2. True or false:
Credit card issuers allow you to request an increase in your credit limit.
You can always ask your card issuer for a higher limit, though there’s no guarantee you’ll get it. The issuer will consider several factors beyond your account registration, including your income, debt, and credit history.
Respondents who answered correctly: 76%.
3. True or false:
Credit card issuers allow you to request a lower interest rate.
Similar to looking for a higher limit, you can certainly ask your card issuer if you qualify for a lower rate. You may not get it, but it’s worth picking up the phone to ask, especially with an account in good standing. A lower interest rate means immediate savings if you normally carry a monthly balance.
“If your current card isn’t working for you, it might be worth calling and asking for the change you want,” says Rathner. “If you’re a long-time customer in good standing, the answer might be yes. But if it’s no, then you can vote with your wallet and find a card that best fits your needs right now.”
Respondents who answered correctly: fifty%.
4. True or false:
Credit card issuers make hardship plans available to anyone who has trouble making payments.
Some credit card issuers will temporarily reduce interest charges or waive fees through a financial hardship plan for cardholders who are unable to make payments due to circumstances beyond their control. For example, you might be eligible if you lost your job or had a family emergency.
But while some issuers offer emergency plans, they don’t make them available to everyone who requests them. You will have to qualify based on your circumstances. No one is guaranteed to be accepted.
Respondents who answered correctly: 18%.
5. True or false:
If you want to switch to a different card from the same company, for example to get a lower annual fee or better rewards, you should ask the company to close your original account and open a new one.
Switching cards from the same issuer is called product switching. Since issuers don’t widely announce product changes, it’s not surprising that many people don’t understand how they work.
If you’re not happy with your current credit card because of its fees, rewards, or other features, you can ask the issuer to switch the account to a different card that better suits your needs. You keep the same account; just have a new credit card attached. Keeping your account open can benefit your credit, as scoring models consider the length of your credit history, including the age of your accounts.
Respondents who answered correctly: 23%.
6. True or false:
Credit card issuers waive late fees.
Issuers don’t convey that they’ll consider waiving late fees, so it’s no surprise many people don’t know it’s an option. Not all issuers will waive fees. Those who waive them will do so at their discretion, and will consider it only upon request. It is not unusual for an issuer to waive the first late fee for an account in good standing. If granted, that represents a potential savings of up to $30.
Respondents who answered correctly: 37%.
7. True or false:
You can use a credit card without having to pay interest.
You will not be charged interest on purchases if you pay your credit card on time and in full each month. If you carry a balance from one month to the next, on the other hand, you’ll incur finance charges unless you have a 0% promotional APR period in effect.
Putting purchases on your card and paying the bill in full each month avoids interest while still getting the benefits of a credit card, like fraud protection, rewards and more.
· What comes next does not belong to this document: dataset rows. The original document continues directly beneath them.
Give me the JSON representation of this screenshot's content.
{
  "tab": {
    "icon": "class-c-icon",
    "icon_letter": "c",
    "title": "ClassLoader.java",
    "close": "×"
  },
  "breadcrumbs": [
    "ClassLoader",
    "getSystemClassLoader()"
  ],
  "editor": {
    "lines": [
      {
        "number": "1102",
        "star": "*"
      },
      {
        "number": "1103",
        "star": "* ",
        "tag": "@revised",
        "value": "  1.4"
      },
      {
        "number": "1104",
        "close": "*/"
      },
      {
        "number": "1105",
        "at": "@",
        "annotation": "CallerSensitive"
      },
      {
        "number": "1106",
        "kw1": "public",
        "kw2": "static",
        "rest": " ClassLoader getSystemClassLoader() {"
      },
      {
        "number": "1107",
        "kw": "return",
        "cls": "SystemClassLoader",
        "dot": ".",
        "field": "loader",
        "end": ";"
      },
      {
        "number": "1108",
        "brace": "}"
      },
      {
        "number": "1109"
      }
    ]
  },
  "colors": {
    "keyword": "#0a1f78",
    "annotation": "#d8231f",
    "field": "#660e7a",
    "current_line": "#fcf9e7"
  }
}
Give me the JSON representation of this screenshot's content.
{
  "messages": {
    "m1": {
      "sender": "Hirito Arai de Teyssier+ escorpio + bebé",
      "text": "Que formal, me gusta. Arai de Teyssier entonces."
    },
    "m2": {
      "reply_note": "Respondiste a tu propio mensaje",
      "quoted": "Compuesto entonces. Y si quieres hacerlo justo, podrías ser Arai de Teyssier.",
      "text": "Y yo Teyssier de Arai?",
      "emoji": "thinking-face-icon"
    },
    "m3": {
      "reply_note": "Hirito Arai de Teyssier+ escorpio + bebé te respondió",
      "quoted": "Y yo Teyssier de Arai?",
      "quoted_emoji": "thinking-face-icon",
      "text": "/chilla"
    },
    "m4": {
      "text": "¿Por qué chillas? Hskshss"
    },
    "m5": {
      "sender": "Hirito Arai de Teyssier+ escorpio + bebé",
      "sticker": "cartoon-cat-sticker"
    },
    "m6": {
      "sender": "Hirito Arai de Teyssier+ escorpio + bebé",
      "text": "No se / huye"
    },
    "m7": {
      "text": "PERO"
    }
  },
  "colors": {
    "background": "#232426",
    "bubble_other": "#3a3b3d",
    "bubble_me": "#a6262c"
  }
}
Respondents who answered correctly: 54%.
8. True or false:
Making the minimum payment each month on a credit card allows you to pay off debt quickly.
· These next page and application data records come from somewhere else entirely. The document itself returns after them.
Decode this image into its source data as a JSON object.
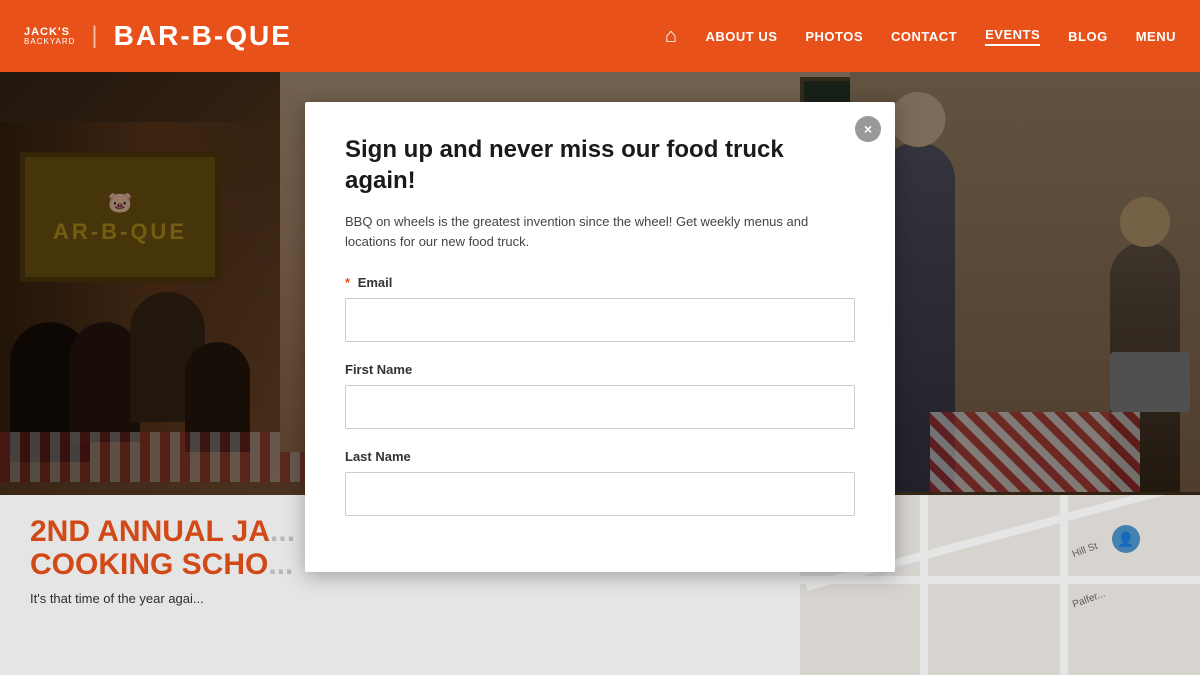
{
  "header": {
    "logo": {
      "line1": "JACK'S",
      "line2": "BACKYARD",
      "separator": "|",
      "brand": "BAR-B-QUE"
    },
    "nav": {
      "home_icon": "🏠",
      "items": [
        {
          "label": "ABOUT US",
          "active": false
        },
        {
          "label": "PHOTOS",
          "active": false
        },
        {
          "label": "CONTACT",
          "active": false
        },
        {
          "label": "EVENTS",
          "active": true
        },
        {
          "label": "BLOG",
          "active": false
        },
        {
          "label": "MENU",
          "active": false
        }
      ]
    }
  },
  "modal": {
    "title": "Sign up and never miss our food truck again!",
    "description": "BBQ on wheels is the greatest invention since the wheel! Get weekly menus and locations for our new food truck.",
    "close_label": "×",
    "fields": [
      {
        "id": "email",
        "label": "Email",
        "required": true,
        "placeholder": ""
      },
      {
        "id": "first_name",
        "label": "First Name",
        "required": false,
        "placeholder": ""
      },
      {
        "id": "last_name",
        "label": "Last Name",
        "required": false,
        "placeholder": ""
      }
    ]
  },
  "page": {
    "event_title_line1": "2ND ANNUAL JA...",
    "event_title_line2": "COOKING SCHO...",
    "event_body": "It's that time of the year agai..."
  },
  "icons": {
    "home": "⌂",
    "close": "×",
    "person": "👤"
  }
}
Paying just the minimum on a credit card each month can take years to get out of debt. The minimum is usually enough to cover the interest accumulated during the last month, plus only a small fraction of the actual debt. Look at your credit card statement to see how long it would take at that rate. You’ll see a table that shows how long it would take you to pay off the balance if you only made the minimum payment.
Respondents who answered correctly: 64%.